On Thursday, December 9, the firm will release the Imaging X-ray Polarimetry Explorer, referred to as IXPE, on a Falcon 9 rocket from NASA’s Kennedy Area Center in Florida. It will be the very first x-ray telescope efficient in determining polarization, a home of light that explains the orientation of its electrical and magnetic energy.
X-rays are high-energy light waves made up of electro-magnetic radiation, and they’re specifically plentiful in area. Much of the light we see worldwide is unpolarized, which indicates it’s comprised of electrical and magnetic energy with no particular instructions. Polarized light, whose electrical and magnetic energy points in a single instructions, works due to the fact that it can bring details about the electromagnetic fields and chemical structure of matter with which it engages.
IXPE has 3 telescopes, each geared up with a set of mirrors and a detector that’s able to track and determine 4 residential or commercial properties of light: its instructions, arrival time, energy, and polarization. Information about the inbound x-rays from all those detectors is integrated to produce an image. Researchers intend to utilize IXPE’s images to improve their theories about various celestial environments and the items inside them.
For instance, the explorer might offer brand-new ideas about why great voids spin and expose more about the special structure and habits of huge things like the well-known Crab Nebula, a quickly spinning neutron star.
IXPE is set to observe more than 50 of the most energetic recognized things in the universe in the next 2 years, consisting of the supermassive great void nestled in the middle of the Galaxy All these items release x-rays, and determining polarization will permit IXPE to make comprehensive observations of them.
“[IXPE] is going to take a look at the actually terrific zoo of neutron stars and great void systems, [in] and out of the galaxies,” states Martin Weisskopf, primary researcher for x-ray astronomy at NASA’s Marshall Area Flight Center and primary detective for IXPE.
Weisskopf is particularly thinking about identifying whether these things have strong electromagnetic fields– a job that can be made with other instruments however will be simplified with IXPE. Gregory Sivakoff, an associate teacher at the University of Alberta, states IXPE’s discoveries might have more comprehensive ramifications, especially in advancing our understanding of black holes.
” It ends up that there are just truly 3 things that you can determine about the residential or commercial properties of a great void: its mass, its spin, and its charge,” states Sivakoff. “I’m truly interested about the capability for IXPE to provide us a brand-new method of determining the spin, and potentially even examining to see if there are any modifications to that spin over a long sufficient time.”
Great voids comprise about 40%of the dark matter in deep space, however just recently were astronomers able to picture one The information IXPE will restore will assist figure out whether great voids as soon as actively eaten their next-door neighbors and make it simpler for researchers to study the particles that exist around these effective things. With x-ray polarization, it’s likewise possible to map the inner edge of a great void by determining its angular momentum, or spin.

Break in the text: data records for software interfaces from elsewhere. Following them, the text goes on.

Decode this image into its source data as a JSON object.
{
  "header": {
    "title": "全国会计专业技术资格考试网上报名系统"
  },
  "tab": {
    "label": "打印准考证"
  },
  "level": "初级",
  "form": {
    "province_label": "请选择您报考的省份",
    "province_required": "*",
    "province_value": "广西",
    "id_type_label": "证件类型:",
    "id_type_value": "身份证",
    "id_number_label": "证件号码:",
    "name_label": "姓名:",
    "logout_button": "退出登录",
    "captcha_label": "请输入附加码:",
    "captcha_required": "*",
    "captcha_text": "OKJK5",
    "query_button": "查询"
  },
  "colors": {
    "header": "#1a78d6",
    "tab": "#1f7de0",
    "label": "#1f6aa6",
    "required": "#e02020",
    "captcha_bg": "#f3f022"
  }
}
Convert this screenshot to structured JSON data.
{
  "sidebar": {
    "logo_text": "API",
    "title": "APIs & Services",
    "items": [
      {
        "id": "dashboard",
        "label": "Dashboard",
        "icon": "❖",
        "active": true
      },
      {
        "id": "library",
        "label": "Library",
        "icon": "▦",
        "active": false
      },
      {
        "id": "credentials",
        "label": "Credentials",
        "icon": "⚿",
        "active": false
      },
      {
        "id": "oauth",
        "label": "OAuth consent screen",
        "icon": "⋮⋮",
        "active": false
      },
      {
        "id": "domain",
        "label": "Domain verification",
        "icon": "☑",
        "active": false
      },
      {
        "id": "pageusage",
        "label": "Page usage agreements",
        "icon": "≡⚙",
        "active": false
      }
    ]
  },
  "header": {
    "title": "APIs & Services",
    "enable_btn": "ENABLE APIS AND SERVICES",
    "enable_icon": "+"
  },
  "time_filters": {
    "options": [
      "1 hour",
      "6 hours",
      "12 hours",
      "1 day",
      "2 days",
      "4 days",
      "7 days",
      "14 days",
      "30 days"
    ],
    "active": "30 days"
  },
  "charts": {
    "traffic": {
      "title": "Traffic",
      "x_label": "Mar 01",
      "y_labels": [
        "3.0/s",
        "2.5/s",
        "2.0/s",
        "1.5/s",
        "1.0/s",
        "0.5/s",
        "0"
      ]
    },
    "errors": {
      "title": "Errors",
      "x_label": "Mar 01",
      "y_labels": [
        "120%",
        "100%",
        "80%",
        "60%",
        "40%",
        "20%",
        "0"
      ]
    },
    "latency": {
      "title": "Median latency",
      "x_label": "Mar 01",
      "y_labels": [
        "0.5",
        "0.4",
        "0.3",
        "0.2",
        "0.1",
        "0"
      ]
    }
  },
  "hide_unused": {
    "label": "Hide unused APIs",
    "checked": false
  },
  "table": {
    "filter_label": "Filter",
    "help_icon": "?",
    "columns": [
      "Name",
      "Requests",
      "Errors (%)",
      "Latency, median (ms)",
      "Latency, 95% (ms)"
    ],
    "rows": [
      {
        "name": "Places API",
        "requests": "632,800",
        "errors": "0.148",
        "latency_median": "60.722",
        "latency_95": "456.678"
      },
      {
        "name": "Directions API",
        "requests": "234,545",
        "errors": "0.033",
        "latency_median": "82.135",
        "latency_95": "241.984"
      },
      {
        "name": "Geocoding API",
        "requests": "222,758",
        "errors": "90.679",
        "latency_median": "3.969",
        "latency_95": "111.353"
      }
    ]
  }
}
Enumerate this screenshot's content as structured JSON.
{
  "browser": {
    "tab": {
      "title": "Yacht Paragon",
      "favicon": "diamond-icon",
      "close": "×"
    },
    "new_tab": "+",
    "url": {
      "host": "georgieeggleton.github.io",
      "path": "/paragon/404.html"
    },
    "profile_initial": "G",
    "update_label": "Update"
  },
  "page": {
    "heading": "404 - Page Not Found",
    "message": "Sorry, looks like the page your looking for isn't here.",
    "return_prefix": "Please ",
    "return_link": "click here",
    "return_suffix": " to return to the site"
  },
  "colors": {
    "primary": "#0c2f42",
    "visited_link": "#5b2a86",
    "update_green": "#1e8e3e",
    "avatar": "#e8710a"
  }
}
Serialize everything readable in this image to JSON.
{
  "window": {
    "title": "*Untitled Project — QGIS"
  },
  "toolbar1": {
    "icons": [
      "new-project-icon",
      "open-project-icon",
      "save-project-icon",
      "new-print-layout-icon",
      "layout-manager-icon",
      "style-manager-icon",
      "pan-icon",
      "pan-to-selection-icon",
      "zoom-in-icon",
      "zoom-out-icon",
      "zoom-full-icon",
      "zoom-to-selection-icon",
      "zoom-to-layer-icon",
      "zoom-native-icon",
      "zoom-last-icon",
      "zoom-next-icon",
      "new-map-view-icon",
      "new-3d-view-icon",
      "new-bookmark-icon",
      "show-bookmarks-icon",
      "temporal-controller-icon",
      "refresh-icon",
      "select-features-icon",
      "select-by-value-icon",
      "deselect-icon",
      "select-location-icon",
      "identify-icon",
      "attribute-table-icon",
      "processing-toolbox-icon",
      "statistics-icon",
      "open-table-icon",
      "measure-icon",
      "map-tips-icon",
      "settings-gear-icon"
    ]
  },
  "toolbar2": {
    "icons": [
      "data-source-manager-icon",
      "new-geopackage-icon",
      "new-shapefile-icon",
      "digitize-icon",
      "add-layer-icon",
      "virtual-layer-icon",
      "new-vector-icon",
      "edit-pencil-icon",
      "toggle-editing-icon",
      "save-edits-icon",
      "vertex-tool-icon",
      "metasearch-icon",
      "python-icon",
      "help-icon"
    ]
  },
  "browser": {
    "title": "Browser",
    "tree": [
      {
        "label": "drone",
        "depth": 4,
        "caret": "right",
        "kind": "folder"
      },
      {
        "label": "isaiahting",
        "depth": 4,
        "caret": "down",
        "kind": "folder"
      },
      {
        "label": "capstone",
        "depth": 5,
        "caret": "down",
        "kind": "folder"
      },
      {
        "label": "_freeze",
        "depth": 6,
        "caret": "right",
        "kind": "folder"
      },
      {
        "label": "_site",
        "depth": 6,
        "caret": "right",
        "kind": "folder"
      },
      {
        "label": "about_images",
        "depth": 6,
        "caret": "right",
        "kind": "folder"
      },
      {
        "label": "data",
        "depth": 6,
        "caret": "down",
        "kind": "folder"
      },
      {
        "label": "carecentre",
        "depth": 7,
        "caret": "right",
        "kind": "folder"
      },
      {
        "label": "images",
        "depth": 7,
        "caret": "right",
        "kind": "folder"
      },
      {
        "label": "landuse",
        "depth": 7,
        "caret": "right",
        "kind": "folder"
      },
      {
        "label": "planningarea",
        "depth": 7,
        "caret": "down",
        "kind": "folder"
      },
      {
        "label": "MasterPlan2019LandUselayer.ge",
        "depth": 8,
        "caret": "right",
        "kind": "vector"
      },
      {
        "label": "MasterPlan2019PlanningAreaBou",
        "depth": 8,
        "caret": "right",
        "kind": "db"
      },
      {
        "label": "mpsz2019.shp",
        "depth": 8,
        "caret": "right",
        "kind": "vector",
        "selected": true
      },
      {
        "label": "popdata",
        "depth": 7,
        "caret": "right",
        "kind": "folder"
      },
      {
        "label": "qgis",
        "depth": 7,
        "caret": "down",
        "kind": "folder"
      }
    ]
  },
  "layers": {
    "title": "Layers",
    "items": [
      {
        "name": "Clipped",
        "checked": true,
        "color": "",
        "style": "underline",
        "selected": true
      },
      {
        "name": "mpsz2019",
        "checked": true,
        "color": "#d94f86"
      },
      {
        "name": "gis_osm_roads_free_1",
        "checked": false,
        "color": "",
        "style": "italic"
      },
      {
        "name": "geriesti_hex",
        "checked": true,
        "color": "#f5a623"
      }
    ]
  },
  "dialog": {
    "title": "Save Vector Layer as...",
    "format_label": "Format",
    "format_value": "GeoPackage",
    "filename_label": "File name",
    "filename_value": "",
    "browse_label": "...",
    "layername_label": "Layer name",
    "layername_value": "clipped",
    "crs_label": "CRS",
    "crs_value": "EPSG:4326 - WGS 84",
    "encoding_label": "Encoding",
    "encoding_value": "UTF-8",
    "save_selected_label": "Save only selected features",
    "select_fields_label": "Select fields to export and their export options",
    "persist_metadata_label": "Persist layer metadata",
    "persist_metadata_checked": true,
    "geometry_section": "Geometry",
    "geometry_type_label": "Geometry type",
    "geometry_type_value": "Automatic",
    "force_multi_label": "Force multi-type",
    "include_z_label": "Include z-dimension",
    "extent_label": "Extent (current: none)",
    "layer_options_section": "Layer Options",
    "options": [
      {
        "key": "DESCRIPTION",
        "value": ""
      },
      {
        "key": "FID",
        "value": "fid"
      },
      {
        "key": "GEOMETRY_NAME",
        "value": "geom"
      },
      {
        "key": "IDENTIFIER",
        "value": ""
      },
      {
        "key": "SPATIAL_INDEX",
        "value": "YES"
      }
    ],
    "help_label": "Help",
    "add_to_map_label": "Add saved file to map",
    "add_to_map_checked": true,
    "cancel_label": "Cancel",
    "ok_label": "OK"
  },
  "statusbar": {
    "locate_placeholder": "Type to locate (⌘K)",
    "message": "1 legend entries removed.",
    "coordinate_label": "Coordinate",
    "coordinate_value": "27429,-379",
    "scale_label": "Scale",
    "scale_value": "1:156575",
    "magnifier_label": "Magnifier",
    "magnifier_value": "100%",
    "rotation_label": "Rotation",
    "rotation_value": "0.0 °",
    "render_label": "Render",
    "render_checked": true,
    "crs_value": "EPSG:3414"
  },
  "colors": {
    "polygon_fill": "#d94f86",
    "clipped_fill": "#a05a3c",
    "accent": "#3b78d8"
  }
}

Considering that supermassive great voids and neutron stars are the residues of enormous stars that lived quick and passed away young, IXPE’s objective might likewise offer us a look of how galaxies progress, Sivakoff includes.
Herman Marshall, a research study researcher at the MIT Kavli Institute for Astrophysics and Area Research study and a co-investigator for IXPE, states determining polarization “resembles installing a mirror, you may state, to the hidden part of the galaxy.” Here’s hoping that as soon as IXPE turns its eyes towards the stars, the galaxy will not mind parting with a couple of more of its tricks.